*** Begin section ***

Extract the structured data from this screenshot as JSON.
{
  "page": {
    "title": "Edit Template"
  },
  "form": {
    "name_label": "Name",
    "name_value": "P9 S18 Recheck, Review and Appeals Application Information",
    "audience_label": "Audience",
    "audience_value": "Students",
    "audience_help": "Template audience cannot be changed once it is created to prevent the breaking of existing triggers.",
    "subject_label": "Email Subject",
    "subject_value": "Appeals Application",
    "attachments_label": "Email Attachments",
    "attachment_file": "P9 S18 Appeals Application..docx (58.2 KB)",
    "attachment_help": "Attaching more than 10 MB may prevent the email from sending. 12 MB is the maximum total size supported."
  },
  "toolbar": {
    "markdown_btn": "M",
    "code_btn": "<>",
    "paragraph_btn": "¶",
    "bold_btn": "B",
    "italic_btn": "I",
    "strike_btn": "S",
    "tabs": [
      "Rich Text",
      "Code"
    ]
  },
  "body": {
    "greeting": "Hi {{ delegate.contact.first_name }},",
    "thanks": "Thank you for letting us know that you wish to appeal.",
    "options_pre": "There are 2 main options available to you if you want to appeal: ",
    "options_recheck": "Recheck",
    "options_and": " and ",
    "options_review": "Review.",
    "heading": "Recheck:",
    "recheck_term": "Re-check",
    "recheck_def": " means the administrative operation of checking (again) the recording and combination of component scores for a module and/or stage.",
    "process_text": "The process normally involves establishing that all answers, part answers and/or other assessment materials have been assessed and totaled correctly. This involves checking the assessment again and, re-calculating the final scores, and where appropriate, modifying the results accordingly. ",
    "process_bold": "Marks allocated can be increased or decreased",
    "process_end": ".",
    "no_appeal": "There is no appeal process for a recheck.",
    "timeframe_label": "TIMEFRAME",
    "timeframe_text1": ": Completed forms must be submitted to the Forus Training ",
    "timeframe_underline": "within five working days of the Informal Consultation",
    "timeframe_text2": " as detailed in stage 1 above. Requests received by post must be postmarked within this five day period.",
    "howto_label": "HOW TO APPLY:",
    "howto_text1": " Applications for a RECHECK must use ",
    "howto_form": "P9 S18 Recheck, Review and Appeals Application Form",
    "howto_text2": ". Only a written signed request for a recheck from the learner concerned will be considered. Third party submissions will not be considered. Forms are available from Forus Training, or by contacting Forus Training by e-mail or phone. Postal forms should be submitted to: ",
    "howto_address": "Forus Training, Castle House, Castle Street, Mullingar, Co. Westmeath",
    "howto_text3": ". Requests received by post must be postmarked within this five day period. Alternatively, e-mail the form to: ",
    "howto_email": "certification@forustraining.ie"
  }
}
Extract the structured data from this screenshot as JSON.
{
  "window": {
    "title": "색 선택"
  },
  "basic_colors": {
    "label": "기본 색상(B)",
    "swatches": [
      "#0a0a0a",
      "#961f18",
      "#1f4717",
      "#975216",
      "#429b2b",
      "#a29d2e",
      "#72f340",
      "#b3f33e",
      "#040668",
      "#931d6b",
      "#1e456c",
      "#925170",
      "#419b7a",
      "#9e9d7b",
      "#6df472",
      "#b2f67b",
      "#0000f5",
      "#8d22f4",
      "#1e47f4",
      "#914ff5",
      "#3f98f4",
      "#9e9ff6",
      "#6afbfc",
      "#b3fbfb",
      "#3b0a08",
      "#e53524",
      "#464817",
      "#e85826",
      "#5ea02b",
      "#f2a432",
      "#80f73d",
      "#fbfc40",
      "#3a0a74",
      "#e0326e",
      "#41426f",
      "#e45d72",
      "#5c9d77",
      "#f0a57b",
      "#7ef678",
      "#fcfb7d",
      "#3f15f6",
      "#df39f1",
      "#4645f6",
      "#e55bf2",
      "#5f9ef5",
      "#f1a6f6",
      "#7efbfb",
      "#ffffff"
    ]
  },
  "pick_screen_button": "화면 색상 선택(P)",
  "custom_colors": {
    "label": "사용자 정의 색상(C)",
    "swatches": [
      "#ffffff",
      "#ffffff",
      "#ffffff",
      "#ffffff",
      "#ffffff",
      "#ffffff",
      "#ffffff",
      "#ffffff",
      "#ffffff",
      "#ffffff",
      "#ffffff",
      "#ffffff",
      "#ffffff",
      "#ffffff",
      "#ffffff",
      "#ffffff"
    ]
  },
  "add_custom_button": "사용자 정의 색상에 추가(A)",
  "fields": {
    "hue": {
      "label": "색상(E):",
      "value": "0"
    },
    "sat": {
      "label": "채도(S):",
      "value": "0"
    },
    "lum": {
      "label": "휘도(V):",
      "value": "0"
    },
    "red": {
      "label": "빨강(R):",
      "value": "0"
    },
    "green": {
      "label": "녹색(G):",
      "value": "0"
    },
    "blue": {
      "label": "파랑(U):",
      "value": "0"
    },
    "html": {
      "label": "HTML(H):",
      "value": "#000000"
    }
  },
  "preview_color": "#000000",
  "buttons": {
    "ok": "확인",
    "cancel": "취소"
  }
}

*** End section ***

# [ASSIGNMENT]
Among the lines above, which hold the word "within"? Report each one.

# [REPLY]
    "timeframe_underline": "within five working days of the Informal Consultation",
    "timeframe_text2": " as detailed in stage 1 above. Requests received by post must be postmarked within this five day period.",
    "howto_text3": ". Requests received by post must be postmarked within this five day period. Alternatively, e-mail the form to: ",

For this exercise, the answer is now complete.